Another room housed 82-year old Kishore Pandey from a small village in Eastern India. He was flanked by three of his daughters who have decided to perform his last rites, defying the old old norm of sons being the ones entrusted with performing a father’s last rites.
Tourists flock to Varanasi to experience its intense spirituality. Many tour the Ganges River to witness the activities along the city’s ghats, the wide steps that lead to the water.
The city is intense and in-your-face spiritual. Hindu holy men with vermilion and saffron smeared on their foreheads wander labyrinthine lanes. Oil lamps, calleddiyas, burn day and night, and the sounds of brass bells and mantras, or incantations, reverberate far past the grounds of Varanasi’s 3,600 temples.
Believers and tourists alike, from the world over, want to touch the soil here and bathe in the sacred waters of the Ganga, as the Ganges River is known in Hindi, in an act of purification.
Varanasi has always been known as the city of light.
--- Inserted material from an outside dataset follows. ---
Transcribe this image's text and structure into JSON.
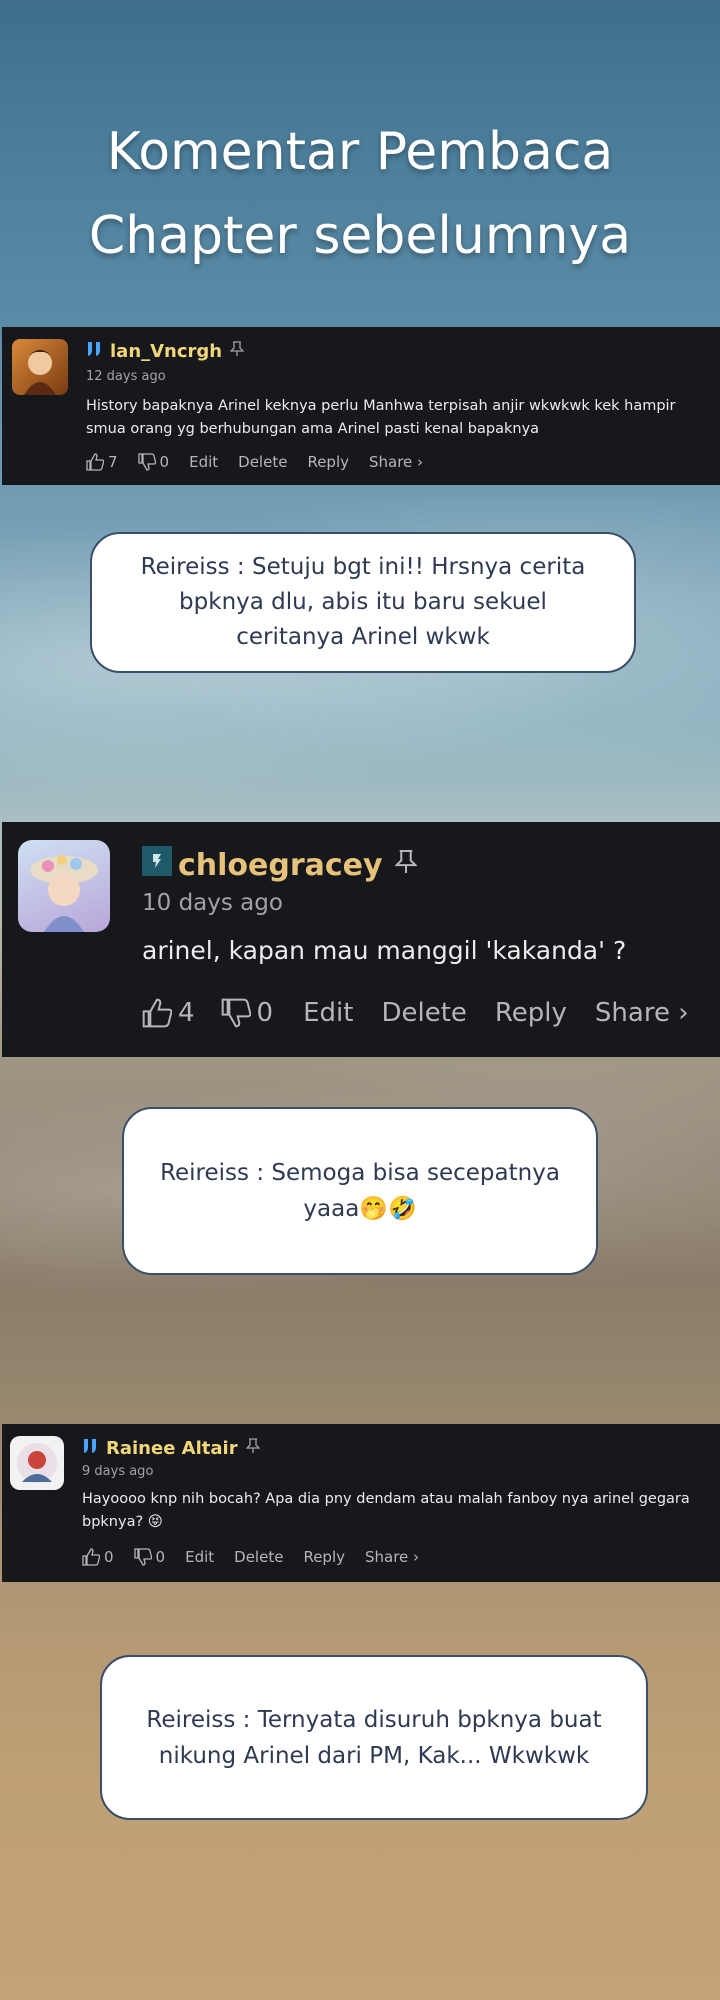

But a more appropriate moniker might be the city of death.
The end of life here is stark and out in the open, for all to see. Bodies blanketed by white shrouds and orange marigolds are brought to the ghats, the broad steps leading down to the Ganga. Funeral pyres, especially at Manikarnika Ghat, the most sacred of cremation places, burn nonstop, melting human flesh on piles of mango wood. Sometimes, parts of bodies remain after the flames go out; stray dogs surround the smoldering embers.
Many of the city’s residents make a living from death. They include the Doms, the untouchable caste of Hindus who work at the cremation sites as well as the astrologers and priests who gather at the river. Part of the fascination for visitors, especially foreigners, is to bear witness to the process of dying.
The man Nandan Upadhyay through a blog he writes called “Groovy Ganges.” He understands the magnetic draw, the cosmic energy swirling about the city. But he is always keenly aware of Varanasi’s 21st-century woes of poverty, pollution and overpopulation.